(Items from an interface collection)
● ● ● ●

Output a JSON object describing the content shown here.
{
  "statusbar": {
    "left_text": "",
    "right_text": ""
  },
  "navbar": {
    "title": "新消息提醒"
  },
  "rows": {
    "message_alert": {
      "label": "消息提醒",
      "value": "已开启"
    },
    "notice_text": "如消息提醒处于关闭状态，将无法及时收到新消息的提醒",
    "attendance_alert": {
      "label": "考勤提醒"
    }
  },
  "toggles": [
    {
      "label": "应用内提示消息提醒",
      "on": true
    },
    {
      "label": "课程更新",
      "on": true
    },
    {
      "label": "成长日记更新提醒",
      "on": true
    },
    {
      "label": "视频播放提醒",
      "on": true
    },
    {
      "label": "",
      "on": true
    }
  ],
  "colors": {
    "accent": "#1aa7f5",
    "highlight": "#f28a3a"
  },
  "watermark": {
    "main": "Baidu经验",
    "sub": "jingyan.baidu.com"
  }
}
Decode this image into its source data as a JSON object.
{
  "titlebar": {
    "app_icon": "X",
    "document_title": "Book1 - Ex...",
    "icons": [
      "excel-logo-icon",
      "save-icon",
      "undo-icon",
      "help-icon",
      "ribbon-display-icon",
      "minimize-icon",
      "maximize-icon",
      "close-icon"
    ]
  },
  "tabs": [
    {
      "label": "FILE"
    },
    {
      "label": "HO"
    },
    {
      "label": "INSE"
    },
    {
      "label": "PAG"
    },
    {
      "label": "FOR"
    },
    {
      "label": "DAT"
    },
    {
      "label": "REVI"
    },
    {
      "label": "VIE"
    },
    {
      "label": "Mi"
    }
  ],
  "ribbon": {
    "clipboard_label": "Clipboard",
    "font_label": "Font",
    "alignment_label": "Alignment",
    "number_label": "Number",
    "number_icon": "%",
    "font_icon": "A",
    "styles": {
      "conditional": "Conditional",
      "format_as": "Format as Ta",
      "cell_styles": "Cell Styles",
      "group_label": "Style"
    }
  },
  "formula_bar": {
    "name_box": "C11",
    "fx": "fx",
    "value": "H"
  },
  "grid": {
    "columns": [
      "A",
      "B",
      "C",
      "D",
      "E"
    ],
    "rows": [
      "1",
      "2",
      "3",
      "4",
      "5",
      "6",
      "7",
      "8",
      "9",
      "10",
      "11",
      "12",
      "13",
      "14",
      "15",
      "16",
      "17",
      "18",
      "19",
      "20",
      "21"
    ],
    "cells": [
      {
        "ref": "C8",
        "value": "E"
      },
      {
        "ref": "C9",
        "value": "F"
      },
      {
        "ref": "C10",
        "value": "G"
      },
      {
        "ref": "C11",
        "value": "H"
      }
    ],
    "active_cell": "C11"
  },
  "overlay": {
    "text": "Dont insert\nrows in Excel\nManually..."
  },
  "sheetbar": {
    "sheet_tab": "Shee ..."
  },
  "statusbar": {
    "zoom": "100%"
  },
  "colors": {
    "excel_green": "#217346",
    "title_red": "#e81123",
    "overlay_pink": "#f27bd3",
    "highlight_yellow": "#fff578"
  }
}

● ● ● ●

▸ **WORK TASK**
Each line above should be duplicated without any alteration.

▸ **TASK RESULT**
Output a JSON object describing the content shown here.
{
  "statusbar": {
    "left_text": "",
    "right_text": ""
  },
  "navbar": {
    "title": "新消息提醒"
  },
  "rows": {
    "message_alert": {
      "label": "消息提醒",
      "value": "已开启"
    },
    "notice_text": "如消息提醒处于关闭状态，将无法及时收到新消息的提醒",
    "attendance_alert": {
      "label": "考勤提醒"
    }
  },
  "toggles": [
    {
      "label": "应用内提示消息提醒",
      "on": true
    },
    {
      "label": "课程更新",
      "on": true
    },
    {
      "label": "成长日记更新提醒",
      "on": true
    },
    {
      "label": "视频播放提醒",
      "on": true
    },
    {
      "label": "",
      "on": true
    }
  ],
  "colors": {
    "accent": "#1aa7f5",
    "highlight": "#f28a3a"
  },
  "watermark": {
    "main": "Baidu经验",
    "sub": "jingyan.baidu.com"
  }
}
Decode this image into its source data as a JSON object.
{
  "titlebar": {
    "app_icon": "X",
    "document_title": "Book1 - Ex...",
    "icons": [
      "excel-logo-icon",
      "save-icon",
      "undo-icon",
      "help-icon",
      "ribbon-display-icon",
      "minimize-icon",
      "maximize-icon",
      "close-icon"
    ]
  },
  "tabs": [
    {
      "label": "FILE"
    },
    {
      "label": "HO"
    },
    {
      "label": "INSE"
    },
    {
      "label": "PAG"
    },
    {
      "label": "FOR"
    },
    {
      "label": "DAT"
    },
    {
      "label": "REVI"
    },
    {
      "label": "VIE"
    },
    {
      "label": "Mi"
    }
  ],
  "ribbon": {
    "clipboard_label": "Clipboard",
    "font_label": "Font",
    "alignment_label": "Alignment",
    "number_label": "Number",
    "number_icon": "%",
    "font_icon": "A",
    "styles": {
      "conditional": "Conditional",
      "format_as": "Format as Ta",
      "cell_styles": "Cell Styles",
      "group_label": "Style"
    }
  },
  "formula_bar": {
    "name_box": "C11",
    "fx": "fx",
    "value": "H"
  },
  "grid": {
    "columns": [
      "A",
      "B",
      "C",
      "D",
      "E"
    ],
    "rows": [
      "1",
      "2",
      "3",
      "4",
      "5",
      "6",
      "7",
      "8",
      "9",
      "10",
      "11",
      "12",
      "13",
      "14",
      "15",
      "16",
      "17",
      "18",
      "19",
      "20",
      "21"
    ],
    "cells": [
      {
        "ref": "C8",
        "value": "E"
      },
      {
        "ref": "C9",
        "value": "F"
      },
      {
        "ref": "C10",
        "value": "G"
      },
      {
        "ref": "C11",
        "value": "H"
      }
    ],
    "active_cell": "C11"
  },
  "overlay": {
    "text": "Dont insert\nrows in Excel\nManually..."
  },
  "sheetbar": {
    "sheet_tab": "Shee ..."
  },
  "statusbar": {
    "zoom": "100%"
  },
  "colors": {
    "excel_green": "#217346",
    "title_red": "#e81123",
    "overlay_pink": "#f27bd3",
    "highlight_yellow": "#fff578"
  }
}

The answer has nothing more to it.